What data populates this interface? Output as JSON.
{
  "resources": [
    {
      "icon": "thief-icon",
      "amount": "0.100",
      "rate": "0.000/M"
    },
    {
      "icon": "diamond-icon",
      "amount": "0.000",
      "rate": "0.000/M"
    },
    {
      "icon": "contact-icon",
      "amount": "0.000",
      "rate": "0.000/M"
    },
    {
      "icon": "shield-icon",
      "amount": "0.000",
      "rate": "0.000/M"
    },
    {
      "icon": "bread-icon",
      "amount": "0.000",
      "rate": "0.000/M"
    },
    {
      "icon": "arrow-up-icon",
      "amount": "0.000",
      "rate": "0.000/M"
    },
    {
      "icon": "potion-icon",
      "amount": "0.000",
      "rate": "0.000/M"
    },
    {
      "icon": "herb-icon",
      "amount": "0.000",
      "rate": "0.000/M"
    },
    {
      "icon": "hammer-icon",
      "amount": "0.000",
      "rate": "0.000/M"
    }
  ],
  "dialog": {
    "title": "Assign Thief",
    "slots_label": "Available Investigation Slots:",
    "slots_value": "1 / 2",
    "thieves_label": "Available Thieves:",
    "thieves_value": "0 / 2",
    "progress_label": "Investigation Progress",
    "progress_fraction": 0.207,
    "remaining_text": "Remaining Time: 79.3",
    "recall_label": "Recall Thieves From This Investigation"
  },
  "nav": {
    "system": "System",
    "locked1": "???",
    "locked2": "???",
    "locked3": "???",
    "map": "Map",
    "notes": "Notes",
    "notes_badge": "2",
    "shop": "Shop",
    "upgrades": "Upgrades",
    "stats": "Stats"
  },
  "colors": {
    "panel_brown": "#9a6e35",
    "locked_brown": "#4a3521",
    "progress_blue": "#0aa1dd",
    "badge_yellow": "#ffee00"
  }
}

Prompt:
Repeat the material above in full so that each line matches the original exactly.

Worked solution:
What data populates this interface? Output as JSON.
{
  "resources": [
    {
      "icon": "thief-icon",
      "amount": "0.100",
      "rate": "0.000/M"
    },
    {
      "icon": "diamond-icon",
      "amount": "0.000",
      "rate": "0.000/M"
    },
    {
      "icon": "contact-icon",
      "amount": "0.000",
      "rate": "0.000/M"
    },
    {
      "icon": "shield-icon",
      "amount": "0.000",
      "rate": "0.000/M"
    },
    {
      "icon": "bread-icon",
      "amount": "0.000",
      "rate": "0.000/M"
    },
    {
      "icon": "arrow-up-icon",
      "amount": "0.000",
      "rate": "0.000/M"
    },
    {
      "icon": "potion-icon",
      "amount": "0.000",
      "rate": "0.000/M"
    },
    {
      "icon": "herb-icon",
      "amount": "0.000",
      "rate": "0.000/M"
    },
    {
      "icon": "hammer-icon",
      "amount": "0.000",
      "rate": "0.000/M"
    }
  ],
  "dialog": {
    "title": "Assign Thief",
    "slots_label": "Available Investigation Slots:",
    "slots_value": "1 / 2",
    "thieves_label": "Available Thieves:",
    "thieves_value": "0 / 2",
    "progress_label": "Investigation Progress",
    "progress_fraction": 0.207,
    "remaining_text": "Remaining Time: 79.3",
    "recall_label": "Recall Thieves From This Investigation"
  },
  "nav": {
    "system": "System",
    "locked1": "???",
    "locked2": "???",
    "locked3": "???",
    "map": "Map",
    "notes": "Notes",
    "notes_badge": "2",
    "shop": "Shop",
    "upgrades": "Upgrades",
    "stats": "Stats"
  },
  "colors": {
    "panel_brown": "#9a6e35",
    "locked_brown": "#4a3521",
    "progress_blue": "#0aa1dd",
    "badge_yellow": "#ffee00"
  }
}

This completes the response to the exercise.